WORK TO COMPLETE = Whenever the string "Input" turns up in a line of the data below, copy that line.

*** ENTRIES SUPPLIED ***

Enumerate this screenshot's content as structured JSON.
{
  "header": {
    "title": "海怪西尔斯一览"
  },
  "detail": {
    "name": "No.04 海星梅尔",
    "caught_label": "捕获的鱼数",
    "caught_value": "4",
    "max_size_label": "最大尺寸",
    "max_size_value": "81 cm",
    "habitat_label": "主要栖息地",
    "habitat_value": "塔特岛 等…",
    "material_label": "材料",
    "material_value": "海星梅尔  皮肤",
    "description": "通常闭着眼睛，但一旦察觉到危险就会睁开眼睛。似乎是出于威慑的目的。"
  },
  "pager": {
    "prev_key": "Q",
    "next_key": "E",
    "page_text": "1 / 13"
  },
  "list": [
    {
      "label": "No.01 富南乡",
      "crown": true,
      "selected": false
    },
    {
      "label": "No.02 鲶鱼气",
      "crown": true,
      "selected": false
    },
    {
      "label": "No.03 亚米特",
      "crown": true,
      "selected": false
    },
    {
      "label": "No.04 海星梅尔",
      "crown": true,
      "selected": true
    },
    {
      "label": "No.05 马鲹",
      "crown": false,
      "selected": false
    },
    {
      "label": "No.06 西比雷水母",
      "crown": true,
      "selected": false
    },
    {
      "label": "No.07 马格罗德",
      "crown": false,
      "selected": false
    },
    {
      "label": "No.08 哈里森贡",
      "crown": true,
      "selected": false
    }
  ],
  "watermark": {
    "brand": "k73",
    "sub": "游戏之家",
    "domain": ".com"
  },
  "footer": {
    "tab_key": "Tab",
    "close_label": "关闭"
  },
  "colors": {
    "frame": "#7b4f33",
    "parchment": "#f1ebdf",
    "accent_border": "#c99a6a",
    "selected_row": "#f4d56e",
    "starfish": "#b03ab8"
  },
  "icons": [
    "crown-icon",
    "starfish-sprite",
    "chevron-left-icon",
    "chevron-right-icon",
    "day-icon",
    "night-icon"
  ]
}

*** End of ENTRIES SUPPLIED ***
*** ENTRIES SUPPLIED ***

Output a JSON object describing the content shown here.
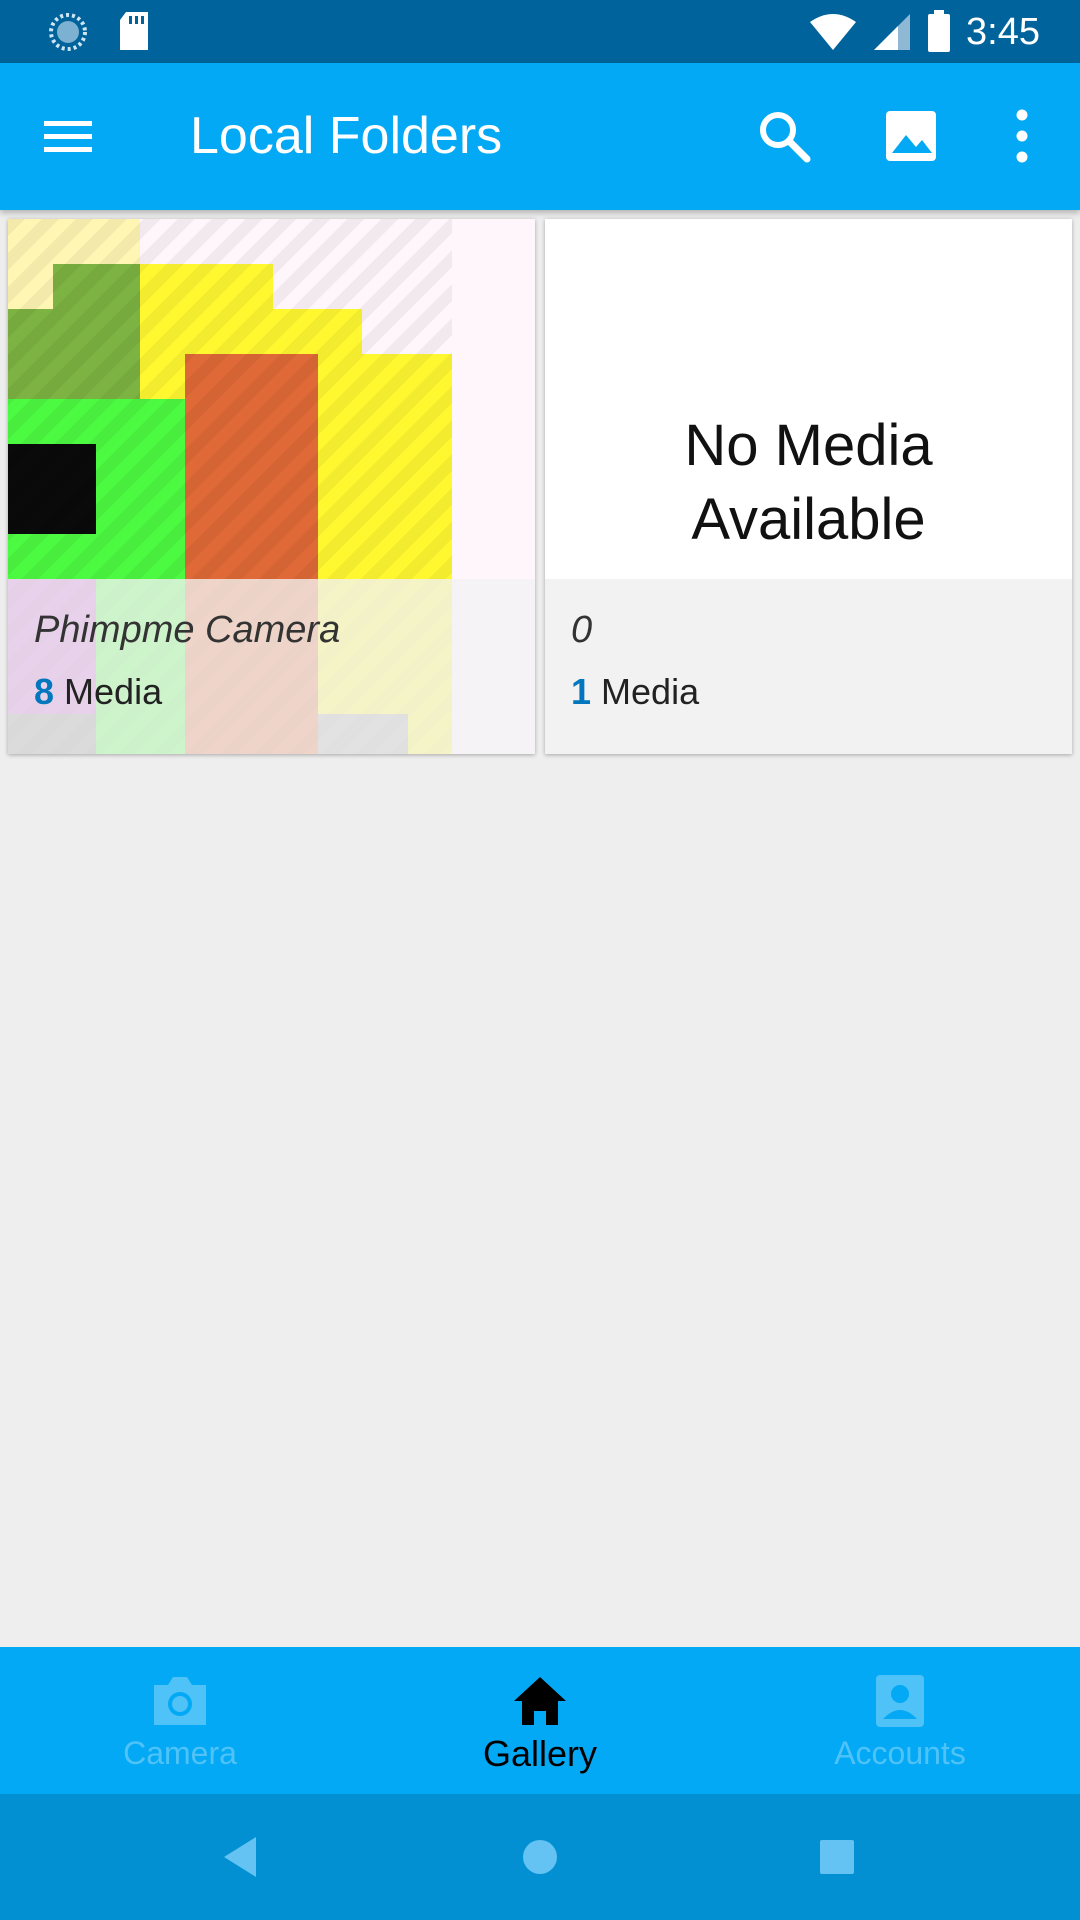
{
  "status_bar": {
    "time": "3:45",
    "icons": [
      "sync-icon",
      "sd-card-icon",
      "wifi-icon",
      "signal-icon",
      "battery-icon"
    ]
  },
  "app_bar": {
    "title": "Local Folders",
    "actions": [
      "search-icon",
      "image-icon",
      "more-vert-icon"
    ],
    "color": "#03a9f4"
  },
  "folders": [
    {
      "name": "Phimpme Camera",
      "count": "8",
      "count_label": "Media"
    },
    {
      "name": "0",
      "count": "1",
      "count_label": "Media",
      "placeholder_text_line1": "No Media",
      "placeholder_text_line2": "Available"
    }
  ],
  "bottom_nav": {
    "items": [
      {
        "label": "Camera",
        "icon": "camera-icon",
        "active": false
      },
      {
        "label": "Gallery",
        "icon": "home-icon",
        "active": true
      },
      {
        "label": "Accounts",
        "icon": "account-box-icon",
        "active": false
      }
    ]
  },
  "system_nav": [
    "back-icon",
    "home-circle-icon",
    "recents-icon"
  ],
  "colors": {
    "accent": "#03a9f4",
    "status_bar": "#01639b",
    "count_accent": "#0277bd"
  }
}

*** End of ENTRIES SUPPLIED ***
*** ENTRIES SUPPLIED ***

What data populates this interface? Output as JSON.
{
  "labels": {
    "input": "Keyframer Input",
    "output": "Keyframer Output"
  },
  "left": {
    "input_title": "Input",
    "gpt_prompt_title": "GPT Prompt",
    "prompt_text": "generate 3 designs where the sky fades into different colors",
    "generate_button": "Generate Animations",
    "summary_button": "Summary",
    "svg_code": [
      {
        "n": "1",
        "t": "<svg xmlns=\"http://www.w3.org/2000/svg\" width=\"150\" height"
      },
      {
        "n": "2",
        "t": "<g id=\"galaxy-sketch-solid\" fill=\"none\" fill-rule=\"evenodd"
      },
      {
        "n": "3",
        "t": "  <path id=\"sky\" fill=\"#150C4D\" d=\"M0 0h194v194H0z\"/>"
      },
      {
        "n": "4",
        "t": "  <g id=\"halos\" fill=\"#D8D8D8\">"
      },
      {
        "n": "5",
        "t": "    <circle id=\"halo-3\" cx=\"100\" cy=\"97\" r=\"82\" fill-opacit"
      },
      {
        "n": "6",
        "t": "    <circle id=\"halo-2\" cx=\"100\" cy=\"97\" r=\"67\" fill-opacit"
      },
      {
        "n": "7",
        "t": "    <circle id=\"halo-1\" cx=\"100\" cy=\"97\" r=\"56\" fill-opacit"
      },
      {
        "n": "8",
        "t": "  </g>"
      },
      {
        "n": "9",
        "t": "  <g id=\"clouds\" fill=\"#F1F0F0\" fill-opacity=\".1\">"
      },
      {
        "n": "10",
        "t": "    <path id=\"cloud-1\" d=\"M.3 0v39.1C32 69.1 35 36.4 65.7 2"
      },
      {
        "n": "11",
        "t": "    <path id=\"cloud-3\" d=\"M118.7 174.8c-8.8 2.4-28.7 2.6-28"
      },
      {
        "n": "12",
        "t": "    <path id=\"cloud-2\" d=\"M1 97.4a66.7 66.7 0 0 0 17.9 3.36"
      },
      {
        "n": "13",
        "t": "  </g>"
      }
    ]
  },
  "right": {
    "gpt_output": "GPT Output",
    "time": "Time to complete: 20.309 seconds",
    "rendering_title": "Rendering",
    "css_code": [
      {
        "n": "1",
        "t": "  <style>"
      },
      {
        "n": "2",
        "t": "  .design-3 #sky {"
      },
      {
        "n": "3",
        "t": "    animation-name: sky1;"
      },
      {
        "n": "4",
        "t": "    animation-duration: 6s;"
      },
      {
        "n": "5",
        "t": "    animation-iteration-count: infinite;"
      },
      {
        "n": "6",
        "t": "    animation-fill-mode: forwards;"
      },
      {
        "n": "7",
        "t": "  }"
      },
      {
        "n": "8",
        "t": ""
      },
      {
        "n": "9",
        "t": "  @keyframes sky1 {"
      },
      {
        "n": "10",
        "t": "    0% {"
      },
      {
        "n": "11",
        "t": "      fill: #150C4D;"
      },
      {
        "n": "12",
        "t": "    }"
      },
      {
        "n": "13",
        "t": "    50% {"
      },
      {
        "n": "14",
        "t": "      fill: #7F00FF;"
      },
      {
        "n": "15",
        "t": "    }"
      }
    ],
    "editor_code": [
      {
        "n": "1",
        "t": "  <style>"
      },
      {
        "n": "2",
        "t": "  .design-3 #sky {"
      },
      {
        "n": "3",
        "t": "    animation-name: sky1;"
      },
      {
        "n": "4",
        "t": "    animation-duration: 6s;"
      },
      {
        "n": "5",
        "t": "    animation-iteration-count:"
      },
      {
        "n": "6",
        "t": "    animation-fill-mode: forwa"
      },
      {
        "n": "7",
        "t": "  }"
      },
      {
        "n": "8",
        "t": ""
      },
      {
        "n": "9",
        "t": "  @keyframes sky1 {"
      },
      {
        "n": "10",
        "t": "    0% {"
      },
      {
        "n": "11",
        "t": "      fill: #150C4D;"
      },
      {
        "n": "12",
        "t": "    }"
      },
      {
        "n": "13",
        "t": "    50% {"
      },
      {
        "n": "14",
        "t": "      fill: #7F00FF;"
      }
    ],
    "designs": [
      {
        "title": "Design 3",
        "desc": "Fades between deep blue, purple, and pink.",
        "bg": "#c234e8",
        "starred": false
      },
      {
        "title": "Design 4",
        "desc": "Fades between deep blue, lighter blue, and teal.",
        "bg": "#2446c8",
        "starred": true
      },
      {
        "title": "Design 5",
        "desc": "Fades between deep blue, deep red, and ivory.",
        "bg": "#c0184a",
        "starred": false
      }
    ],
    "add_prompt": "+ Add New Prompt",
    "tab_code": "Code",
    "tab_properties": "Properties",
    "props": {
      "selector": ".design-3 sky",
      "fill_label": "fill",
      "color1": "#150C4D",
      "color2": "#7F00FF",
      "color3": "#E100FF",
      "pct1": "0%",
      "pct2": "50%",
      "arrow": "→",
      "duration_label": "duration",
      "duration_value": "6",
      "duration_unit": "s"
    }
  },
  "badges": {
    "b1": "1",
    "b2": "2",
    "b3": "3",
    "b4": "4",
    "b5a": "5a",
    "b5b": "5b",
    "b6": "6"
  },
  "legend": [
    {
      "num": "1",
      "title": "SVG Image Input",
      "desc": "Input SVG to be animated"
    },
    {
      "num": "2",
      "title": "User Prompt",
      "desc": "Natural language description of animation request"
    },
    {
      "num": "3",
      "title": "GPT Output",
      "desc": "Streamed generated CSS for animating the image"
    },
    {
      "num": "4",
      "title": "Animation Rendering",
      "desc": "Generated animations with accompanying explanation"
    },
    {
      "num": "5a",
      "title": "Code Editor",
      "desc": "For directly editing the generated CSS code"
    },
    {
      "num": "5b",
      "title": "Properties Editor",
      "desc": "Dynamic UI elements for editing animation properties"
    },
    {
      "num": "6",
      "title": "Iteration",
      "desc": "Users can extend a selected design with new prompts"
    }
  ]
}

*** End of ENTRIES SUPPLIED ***

FINAL ANSWER =
    "input": "Keyframer Input",
    "input_title": "Input",
      "title": "SVG Image Input",
      "desc": "Input SVG to be animated"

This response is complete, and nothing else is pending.